Lord Keynes had famously said that “Practical men, who believe themselves to be quite exempt from any intellectual influences, are usually slaves of some defunct economist”
Pakistan offers the best illustration of Keynes’s statement.
Here we are still suffering from S M Akhtar even though most kids don’t even know who he was. If you know this name you are probably old.
I remember I could never read that book called Economic of Pakistan by S M Akhtar. It was like memorizing the economic survey and a plan both of which are unreadable documents. The trick was to memorize numbers and throw them back at the examiner. And you also had to kind of compartmentalize your mind. Whatever you learnt of real economics—theory and empirics—you kept separate from the economics of Pakistan.
Pakistan economics is still recovering from the Akhtar. And it is never more apparent than at budget time. People treat the numbers of the economy with the same sanctity that we treated them when taking our BA exam. Regurgitating numbers without any point was enough to win you points.
Economy was not about understanding relationships between key variables, uncovering agent and agency behavior, delineating the role of policy or debating market or government failure. Mindless number pronouncements were enough. At least 2 common fallacies survive from Akhtar days. (There are more. Will cover them later)
It was also an era of planning when the book was written. Hence it was important to think in terms of government targets, plans and achievements. The literature moved on and we now know that the government has no way of targeting any variable. There is no serious economic work being done in the government. In fact the government does not even employ economists.

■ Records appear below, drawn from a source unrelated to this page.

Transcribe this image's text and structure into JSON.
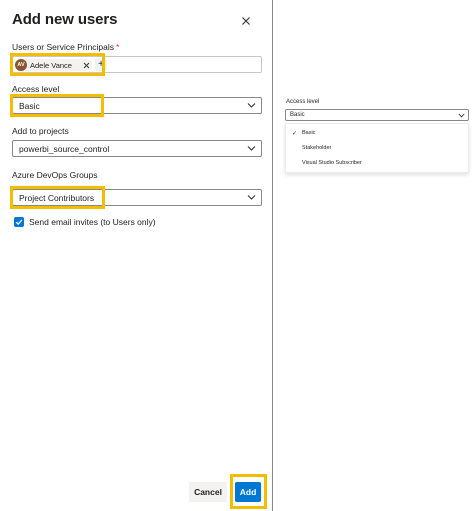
{
  "dialog": {
    "title": "Add new users",
    "close_icon": "close-icon",
    "users": {
      "label": "Users or Service Principals",
      "required_marker": "*",
      "selected_user": {
        "initials": "AV",
        "name": "Adele Vance"
      },
      "add_icon": "plus-icon"
    },
    "access_level": {
      "label": "Access level",
      "value": "Basic"
    },
    "projects": {
      "label": "Add to projects",
      "value": "powerbi_source_control"
    },
    "groups": {
      "label": "Azure DevOps Groups",
      "value": "Project Contributors"
    },
    "email_invites": {
      "label": "Send email invites (to Users only)",
      "checked": true
    },
    "buttons": {
      "cancel": "Cancel",
      "add": "Add"
    }
  },
  "access_dropdown": {
    "label": "Access level",
    "value": "Basic",
    "options": [
      {
        "label": "Basic",
        "selected": true
      },
      {
        "label": "Stakeholder",
        "selected": false
      },
      {
        "label": "Visual Studio Subscriber",
        "selected": false
      }
    ]
  },
  "colors": {
    "highlight": "#f5bd00",
    "primary": "#0078d4",
    "avatar": "#8e562e",
    "required": "#d13438"
  }
}
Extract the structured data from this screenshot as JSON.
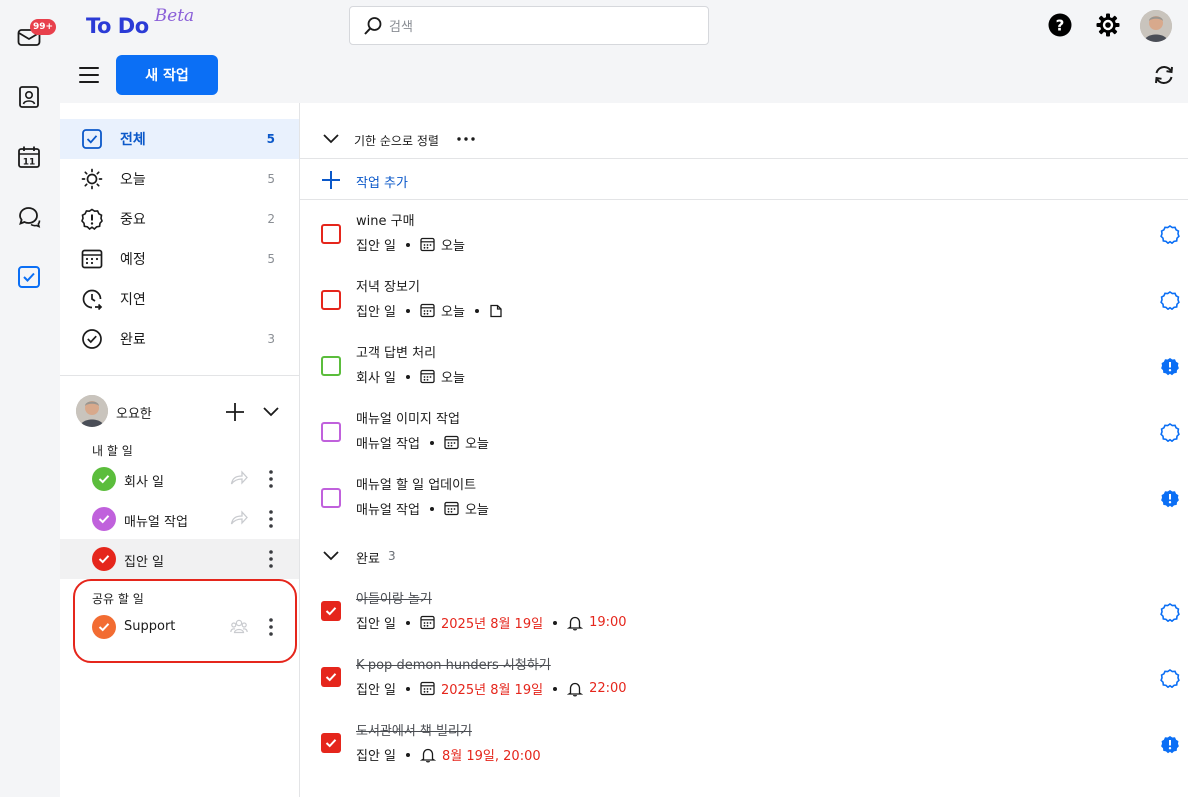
{
  "app": {
    "name": "To Do",
    "tag": "Beta",
    "mail_badge": "99+"
  },
  "search": {
    "placeholder": "검색"
  },
  "toolbar": {
    "new_task": "새 작업"
  },
  "nav": [
    {
      "id": "all",
      "label": "전체",
      "count": "5",
      "icon": "check-square-icon",
      "active": true
    },
    {
      "id": "today",
      "label": "오늘",
      "count": "5",
      "icon": "sun-icon"
    },
    {
      "id": "important",
      "label": "중요",
      "count": "2",
      "icon": "exclamation-circle-icon"
    },
    {
      "id": "planned",
      "label": "예정",
      "count": "5",
      "icon": "calendar-icon"
    },
    {
      "id": "overdue",
      "label": "지연",
      "count": "",
      "icon": "clock-arrow-icon"
    },
    {
      "id": "completed",
      "label": "완료",
      "count": "3",
      "icon": "check-circle-icon"
    }
  ],
  "account": {
    "name": "오요한"
  },
  "my_lists": {
    "label": "내 할 일",
    "items": [
      {
        "label": "회사 일",
        "color": "#5bbd3c"
      },
      {
        "label": "매뉴얼 작업",
        "color": "#c061dc"
      },
      {
        "label": "집안 일",
        "color": "#e5261c",
        "active": true
      }
    ]
  },
  "shared_lists": {
    "label": "공유 할 일",
    "items": [
      {
        "label": "Support",
        "color": "#f26c32"
      }
    ]
  },
  "main": {
    "sort_label": "기한 순으로 정렬",
    "add_task": "작업 추가",
    "done_label": "완료",
    "done_count": "3"
  },
  "tasks": [
    {
      "title": "wine 구매",
      "list": "집안 일",
      "due": "오늘",
      "color": "#e5261c",
      "has_note": false,
      "star": "outline"
    },
    {
      "title": "저녁 장보기",
      "list": "집안 일",
      "due": "오늘",
      "color": "#e5261c",
      "has_note": true,
      "star": "outline"
    },
    {
      "title": "고객 답변 처리",
      "list": "회사 일",
      "due": "오늘",
      "color": "#5bbd3c",
      "has_note": false,
      "star": "filled"
    },
    {
      "title": "매뉴얼 이미지 작업",
      "list": "매뉴얼 작업",
      "due": "오늘",
      "color": "#c061dc",
      "has_note": false,
      "star": "outline"
    },
    {
      "title": "매뉴얼 할 일 업데이트",
      "list": "매뉴얼 작업",
      "due": "오늘",
      "color": "#c061dc",
      "has_note": false,
      "star": "filled"
    }
  ],
  "done_tasks": [
    {
      "title": "아들이랑 놀기",
      "list": "집안 일",
      "due": "2025년 8월 19일",
      "reminder": "19:00",
      "star": "outline"
    },
    {
      "title": "K-pop demon hunders 시청하기",
      "list": "집안 일",
      "due": "2025년 8월 19일",
      "reminder": "22:00",
      "star": "outline"
    },
    {
      "title": "도서관에서 책 빌리기",
      "list": "집안 일",
      "due": "",
      "reminder": "8월 19일, 20:00",
      "star": "filled"
    }
  ]
}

More importantly, economists have known since the seventies that prediction is not possible given the many forces at work in the economy. Without having meaningful forecasts, how can the government announce targets? Yet headlines are written about targets and many columnists discuss these as if those targets have meaning.

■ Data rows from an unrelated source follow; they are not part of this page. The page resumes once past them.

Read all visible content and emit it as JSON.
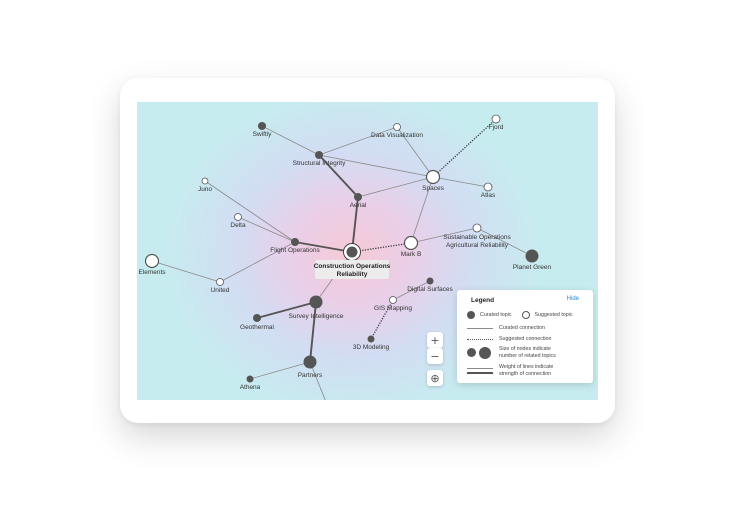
{
  "center": {
    "label_line1": "Construction Operations",
    "label_line2": "Reliability"
  },
  "nodes": [
    {
      "id": "swiftly",
      "label": "Swiftly",
      "kind": "curated"
    },
    {
      "id": "structural",
      "label": "Structural Integrity",
      "kind": "curated"
    },
    {
      "id": "dataviz",
      "label": "Data Visualization",
      "kind": "suggested"
    },
    {
      "id": "fjord",
      "label": "Fjord",
      "kind": "suggested"
    },
    {
      "id": "spaces",
      "label": "Spaces",
      "kind": "suggested"
    },
    {
      "id": "atlas",
      "label": "Atlas",
      "kind": "suggested"
    },
    {
      "id": "juno",
      "label": "Juno",
      "kind": "suggested"
    },
    {
      "id": "aerial",
      "label": "Aerial",
      "kind": "curated"
    },
    {
      "id": "delta",
      "label": "Delta",
      "kind": "suggested"
    },
    {
      "id": "flightops",
      "label": "Flight Operations",
      "kind": "curated"
    },
    {
      "id": "markb",
      "label": "Mark B",
      "kind": "suggested"
    },
    {
      "id": "sustainable",
      "label": "Sustainable Operations",
      "kind": "suggested"
    },
    {
      "id": "agricultural",
      "label": "Agricultural Reliability",
      "kind": "suggested"
    },
    {
      "id": "planetgreen",
      "label": "Planet Green",
      "kind": "curated"
    },
    {
      "id": "elements",
      "label": "Elements",
      "kind": "suggested"
    },
    {
      "id": "united",
      "label": "United",
      "kind": "suggested"
    },
    {
      "id": "digitalsurfaces",
      "label": "Digital Surfaces",
      "kind": "curated"
    },
    {
      "id": "gismapping",
      "label": "GIS Mapping",
      "kind": "suggested"
    },
    {
      "id": "surveyintel",
      "label": "Survey Intelligence",
      "kind": "curated"
    },
    {
      "id": "geothermal",
      "label": "Geothermal",
      "kind": "curated"
    },
    {
      "id": "modeling3d",
      "label": "3D Modeling",
      "kind": "curated"
    },
    {
      "id": "partners",
      "label": "Partners",
      "kind": "curated"
    },
    {
      "id": "athena",
      "label": "Athena",
      "kind": "curated"
    }
  ],
  "edges": [
    [
      "swiftly",
      "structural",
      "curated",
      1
    ],
    [
      "structural",
      "dataviz",
      "curated",
      1
    ],
    [
      "structural",
      "aerial",
      "curated",
      2
    ],
    [
      "structural",
      "spaces",
      "curated",
      1
    ],
    [
      "dataviz",
      "spaces",
      "curated",
      1
    ],
    [
      "fjord",
      "spaces",
      "suggested",
      1
    ],
    [
      "spaces",
      "atlas",
      "curated",
      1
    ],
    [
      "spaces",
      "aerial",
      "curated",
      1
    ],
    [
      "spaces",
      "markb",
      "curated",
      1
    ],
    [
      "aerial",
      "center",
      "curated",
      2
    ],
    [
      "juno",
      "flightops",
      "curated",
      1
    ],
    [
      "delta",
      "flightops",
      "curated",
      1
    ],
    [
      "flightops",
      "center",
      "curated",
      2
    ],
    [
      "flightops",
      "united",
      "curated",
      1
    ],
    [
      "center",
      "markb",
      "suggested",
      1
    ],
    [
      "markb",
      "sustainable",
      "curated",
      1
    ],
    [
      "sustainable",
      "planetgreen",
      "curated",
      1
    ],
    [
      "elements",
      "united",
      "curated",
      1
    ],
    [
      "center",
      "surveyintel",
      "curated",
      1
    ],
    [
      "surveyintel",
      "geothermal",
      "curated",
      2
    ],
    [
      "surveyintel",
      "partners",
      "curated",
      2
    ],
    [
      "partners",
      "athena",
      "curated",
      1
    ],
    [
      "partners",
      "offscreen",
      "curated",
      1
    ],
    [
      "digitalsurfaces",
      "gismapping",
      "curated",
      1
    ],
    [
      "gismapping",
      "modeling3d",
      "suggested",
      1
    ]
  ],
  "controls": {
    "zoom_in": "+",
    "zoom_out": "−",
    "recenter": "⊕",
    "zoom_in_icon": "plus-icon",
    "zoom_out_icon": "minus-icon",
    "recenter_icon": "crosshair-icon"
  },
  "legend": {
    "title": "Legend",
    "hide": "Hide",
    "curated_topic": "Curated topic",
    "suggested_topic": "Suggested topic",
    "curated_connection": "Curated connection",
    "suggested_connection": "Suggested connection",
    "size_line1": "Size of nodes indicate",
    "size_line2": "number of related topics",
    "weight_line1": "Weight of lines indicate",
    "weight_line2": "strength of connection"
  },
  "colors": {
    "curated_node": "#555555",
    "suggested_node": "#ffffff",
    "edge": "#8a8a8a",
    "strong_edge": "#555555",
    "link": "#1f8ad6"
  }
}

There is much excitement around the setting of export and growth targets. No one asks where they came from? Just that the government fixed a target. Even in the earlier planning models, the announcement of targets were supposed to be accompanied by an analysis outlining the instruments of policy that the government had for trying to achieve the target. Not here. The government can announce any target and tell you nothing about their policy instruments and certainly not connect their policies with the target. But the old Akhtarites have been trained merely to memorize targets and feel good.
Numbers are so all important in this scheme. The export target is always mentioned as 17% or 18 %. It remains in that narrow range and no one questions it. MOC has no analytical model or anything that justifies that number. But more importantly no one notices that the nominal GDP often is growing by the same amount. Hence in terms of the share of GDP exports will not grow. Indeed over the last decade or more this ratio has remained constant despite MOC sounding heroic announcing the target and many media columnists being excited about it.
Numbers are so all important that we quibble over the 3rd decimal point. For example headlines were given to the growth number this year, with MOF claiming 4.1 % and several economists claiming 3.5 %. Much excitement was generated.
I have also seen MOF claiming a great achievement by showing an improvement in the deficit of .2 %. Can we measure these numbers so finely?
Unfortunately, a course in statistics was not a requirement for graduating with S M Akhtar. I have asked many a columnist who comes to me with a question on numbers asking me to interpret a minor difference in economic numbers, have you taken a course in statistics and the answer invariably is “no”. But then this is directly from the way our curriculum was set.
Now a first course in statistics will teach you that most data collection can never be exact. It always comes with a margin of error. In reality we have an interval of possible measures. More than likely, both 3.5 and 4.1 are in the realm of possibilities statistically speaking. So the debate is useless as statistically both numbers are indistinguishable.
In a recent paper on energy and growth, Imran Choudhry, Noreen Safdar and Fatima Farooq present the mean and the standard deviation of the GDP in Pakistan over the period 1972-2012 to be 4.82 and 1.96 respectively. The well-established rule is that 2 standard deviations from the mean on either side marks a confidence interval where most outcomes can be considered possible and cannot be ruled out as different from the mean. Given this well established rule, the confidence interval for our growth data is between .94 and 8.44.
The fuss that is being created about the numbers is totally uncalled for. The precision required to differentiate between 4.1, 3.5 and 3.3 is not there. It just makes good copy and shows people how clever we are when we question numbers even though the numbers don’t mean much.
Sadly this mindless following of a defunct economist is keeping the real economic debate away!